Across the records below, count every line that contains the string "total", then report the count alone.
-- Raw data follows --
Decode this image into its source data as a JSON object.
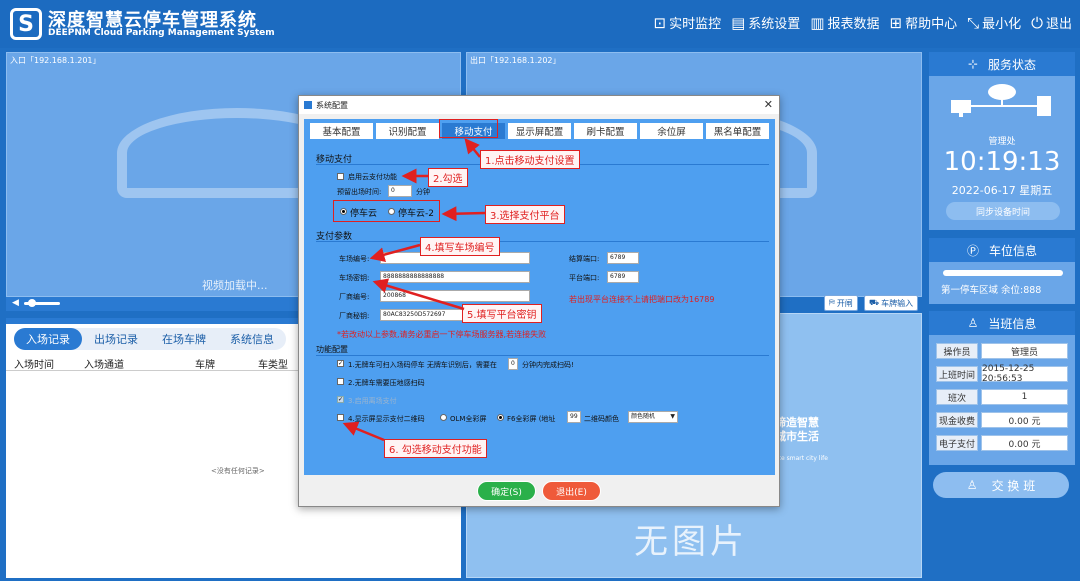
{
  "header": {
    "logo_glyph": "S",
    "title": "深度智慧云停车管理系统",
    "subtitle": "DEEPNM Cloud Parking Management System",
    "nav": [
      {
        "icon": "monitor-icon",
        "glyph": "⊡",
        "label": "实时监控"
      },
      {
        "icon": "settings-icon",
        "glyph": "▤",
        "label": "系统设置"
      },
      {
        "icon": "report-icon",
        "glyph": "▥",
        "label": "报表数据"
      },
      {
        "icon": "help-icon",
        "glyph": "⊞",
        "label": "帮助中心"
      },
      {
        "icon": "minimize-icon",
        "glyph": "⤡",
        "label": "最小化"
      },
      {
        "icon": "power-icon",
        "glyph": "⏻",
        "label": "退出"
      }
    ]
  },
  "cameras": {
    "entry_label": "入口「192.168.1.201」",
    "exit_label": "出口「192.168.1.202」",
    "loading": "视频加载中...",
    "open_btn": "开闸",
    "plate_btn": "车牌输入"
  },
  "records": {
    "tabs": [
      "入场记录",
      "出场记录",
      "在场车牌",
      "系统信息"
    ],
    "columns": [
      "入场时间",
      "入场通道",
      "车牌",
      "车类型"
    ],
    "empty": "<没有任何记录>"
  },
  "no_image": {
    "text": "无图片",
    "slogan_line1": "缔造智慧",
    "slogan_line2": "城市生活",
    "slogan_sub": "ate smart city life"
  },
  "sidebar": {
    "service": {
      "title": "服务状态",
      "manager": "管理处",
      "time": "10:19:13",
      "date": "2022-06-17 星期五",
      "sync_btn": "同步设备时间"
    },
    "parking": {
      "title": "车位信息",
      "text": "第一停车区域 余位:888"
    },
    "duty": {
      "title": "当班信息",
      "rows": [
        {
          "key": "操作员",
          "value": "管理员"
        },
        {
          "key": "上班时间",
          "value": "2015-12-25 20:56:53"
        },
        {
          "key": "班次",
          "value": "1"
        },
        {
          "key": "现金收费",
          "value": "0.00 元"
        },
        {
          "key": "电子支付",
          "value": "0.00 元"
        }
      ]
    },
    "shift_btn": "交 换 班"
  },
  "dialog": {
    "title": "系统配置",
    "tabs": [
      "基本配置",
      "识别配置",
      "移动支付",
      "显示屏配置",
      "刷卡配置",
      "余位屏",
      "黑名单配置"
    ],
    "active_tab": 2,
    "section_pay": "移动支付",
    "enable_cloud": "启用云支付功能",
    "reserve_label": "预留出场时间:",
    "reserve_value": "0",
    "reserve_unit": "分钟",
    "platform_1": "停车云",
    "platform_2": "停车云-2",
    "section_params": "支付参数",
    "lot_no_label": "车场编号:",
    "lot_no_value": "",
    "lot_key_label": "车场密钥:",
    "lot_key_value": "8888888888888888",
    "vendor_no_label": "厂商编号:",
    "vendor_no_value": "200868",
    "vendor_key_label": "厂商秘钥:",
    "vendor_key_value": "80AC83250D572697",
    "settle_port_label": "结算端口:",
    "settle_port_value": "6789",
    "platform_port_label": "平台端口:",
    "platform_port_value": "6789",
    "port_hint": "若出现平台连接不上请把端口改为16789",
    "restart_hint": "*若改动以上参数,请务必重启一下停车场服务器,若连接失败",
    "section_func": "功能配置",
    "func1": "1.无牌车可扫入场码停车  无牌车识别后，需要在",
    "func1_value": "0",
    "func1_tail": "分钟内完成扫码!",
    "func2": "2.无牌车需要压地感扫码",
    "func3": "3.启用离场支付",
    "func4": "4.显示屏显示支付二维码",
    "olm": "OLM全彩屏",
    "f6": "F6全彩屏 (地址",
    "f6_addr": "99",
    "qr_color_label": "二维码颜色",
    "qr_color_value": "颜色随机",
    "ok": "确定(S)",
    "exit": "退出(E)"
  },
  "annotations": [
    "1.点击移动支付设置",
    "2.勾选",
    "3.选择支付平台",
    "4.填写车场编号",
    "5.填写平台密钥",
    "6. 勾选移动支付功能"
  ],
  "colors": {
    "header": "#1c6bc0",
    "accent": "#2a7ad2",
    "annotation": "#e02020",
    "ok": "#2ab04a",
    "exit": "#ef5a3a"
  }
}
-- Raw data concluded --
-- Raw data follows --
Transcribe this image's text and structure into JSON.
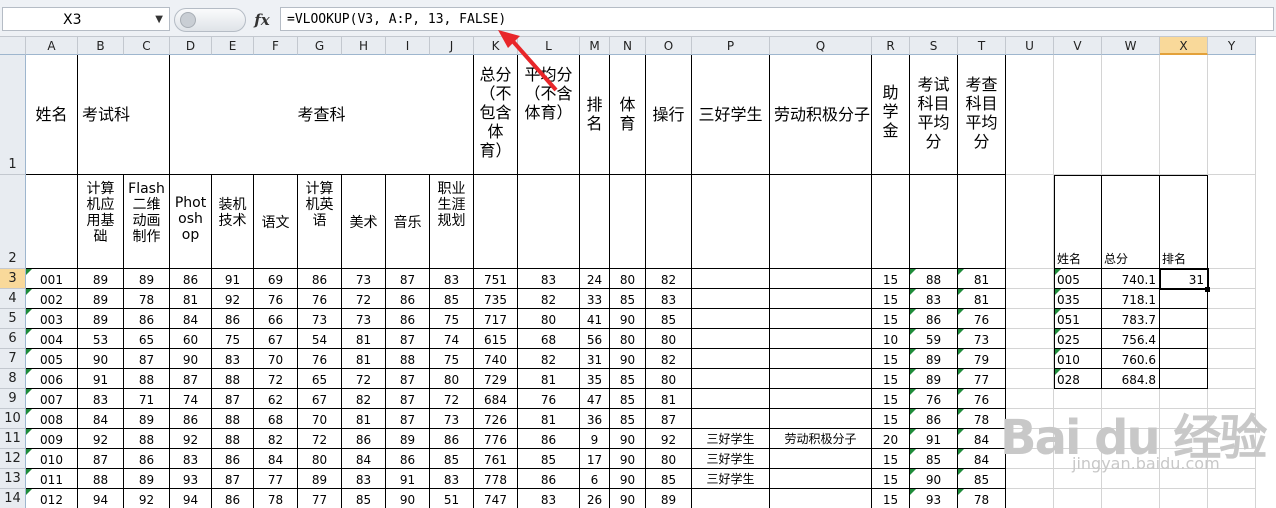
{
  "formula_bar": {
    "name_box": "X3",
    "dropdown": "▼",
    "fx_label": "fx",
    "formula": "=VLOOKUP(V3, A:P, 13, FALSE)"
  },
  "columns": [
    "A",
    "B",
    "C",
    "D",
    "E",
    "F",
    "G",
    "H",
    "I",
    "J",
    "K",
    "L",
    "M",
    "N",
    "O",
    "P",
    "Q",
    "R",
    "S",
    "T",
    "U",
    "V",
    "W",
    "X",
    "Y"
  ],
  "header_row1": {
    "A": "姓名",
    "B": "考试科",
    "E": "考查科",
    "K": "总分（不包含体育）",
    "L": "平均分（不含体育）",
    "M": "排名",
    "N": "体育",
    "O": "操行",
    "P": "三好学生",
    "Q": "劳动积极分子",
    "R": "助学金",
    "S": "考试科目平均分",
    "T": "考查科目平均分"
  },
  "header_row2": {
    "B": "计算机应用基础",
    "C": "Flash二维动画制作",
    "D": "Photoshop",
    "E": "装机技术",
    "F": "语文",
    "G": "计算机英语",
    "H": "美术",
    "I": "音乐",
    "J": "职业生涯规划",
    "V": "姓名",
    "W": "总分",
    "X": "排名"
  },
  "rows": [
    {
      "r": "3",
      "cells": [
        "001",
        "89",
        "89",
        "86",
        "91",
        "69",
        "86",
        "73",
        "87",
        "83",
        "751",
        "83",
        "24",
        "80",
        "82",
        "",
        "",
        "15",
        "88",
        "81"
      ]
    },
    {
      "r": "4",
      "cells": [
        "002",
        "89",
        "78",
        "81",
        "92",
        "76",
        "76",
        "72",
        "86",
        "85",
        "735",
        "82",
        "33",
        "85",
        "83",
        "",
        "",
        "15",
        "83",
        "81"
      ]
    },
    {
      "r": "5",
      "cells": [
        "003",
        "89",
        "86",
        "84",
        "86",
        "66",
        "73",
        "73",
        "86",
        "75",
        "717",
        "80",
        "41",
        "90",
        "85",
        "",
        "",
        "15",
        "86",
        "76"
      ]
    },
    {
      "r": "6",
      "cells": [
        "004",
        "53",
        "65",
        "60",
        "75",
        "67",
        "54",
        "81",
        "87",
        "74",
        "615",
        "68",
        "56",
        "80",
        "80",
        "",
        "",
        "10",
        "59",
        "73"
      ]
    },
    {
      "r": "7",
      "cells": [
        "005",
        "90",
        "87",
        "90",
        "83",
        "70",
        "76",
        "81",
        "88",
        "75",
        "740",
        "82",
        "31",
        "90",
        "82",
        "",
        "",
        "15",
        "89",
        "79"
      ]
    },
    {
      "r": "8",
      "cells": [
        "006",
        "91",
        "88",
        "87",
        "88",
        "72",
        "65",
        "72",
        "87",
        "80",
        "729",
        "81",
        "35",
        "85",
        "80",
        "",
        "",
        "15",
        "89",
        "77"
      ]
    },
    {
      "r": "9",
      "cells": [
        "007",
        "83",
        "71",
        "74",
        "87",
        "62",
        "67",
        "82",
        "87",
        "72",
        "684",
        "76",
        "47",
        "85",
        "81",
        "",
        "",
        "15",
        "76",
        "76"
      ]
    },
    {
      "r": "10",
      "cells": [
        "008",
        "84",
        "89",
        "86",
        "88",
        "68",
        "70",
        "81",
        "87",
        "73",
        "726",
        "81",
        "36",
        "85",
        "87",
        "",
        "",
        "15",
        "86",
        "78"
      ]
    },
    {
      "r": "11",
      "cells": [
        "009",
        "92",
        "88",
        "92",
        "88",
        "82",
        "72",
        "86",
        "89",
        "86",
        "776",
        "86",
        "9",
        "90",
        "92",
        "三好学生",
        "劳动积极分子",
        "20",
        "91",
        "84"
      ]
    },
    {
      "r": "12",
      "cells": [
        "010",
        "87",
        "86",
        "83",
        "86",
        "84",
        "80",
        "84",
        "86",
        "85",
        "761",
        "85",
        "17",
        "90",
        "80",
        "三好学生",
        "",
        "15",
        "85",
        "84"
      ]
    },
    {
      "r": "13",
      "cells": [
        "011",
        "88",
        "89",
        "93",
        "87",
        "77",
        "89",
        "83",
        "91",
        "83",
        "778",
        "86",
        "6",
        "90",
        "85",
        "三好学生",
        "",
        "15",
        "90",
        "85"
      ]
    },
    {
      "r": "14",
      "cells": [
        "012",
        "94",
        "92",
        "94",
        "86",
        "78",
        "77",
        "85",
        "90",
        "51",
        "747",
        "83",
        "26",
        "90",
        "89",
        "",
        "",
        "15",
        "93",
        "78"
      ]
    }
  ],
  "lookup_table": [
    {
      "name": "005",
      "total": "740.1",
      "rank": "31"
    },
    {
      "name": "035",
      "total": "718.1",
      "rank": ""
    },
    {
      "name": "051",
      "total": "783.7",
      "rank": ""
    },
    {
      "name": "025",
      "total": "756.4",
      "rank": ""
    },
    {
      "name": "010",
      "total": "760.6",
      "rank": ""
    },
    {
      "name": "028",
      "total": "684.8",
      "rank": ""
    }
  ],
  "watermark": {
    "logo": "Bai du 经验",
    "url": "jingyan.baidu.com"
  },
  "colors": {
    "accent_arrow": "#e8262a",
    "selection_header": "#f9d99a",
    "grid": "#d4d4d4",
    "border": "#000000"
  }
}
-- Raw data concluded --
> [Answer to this task]
6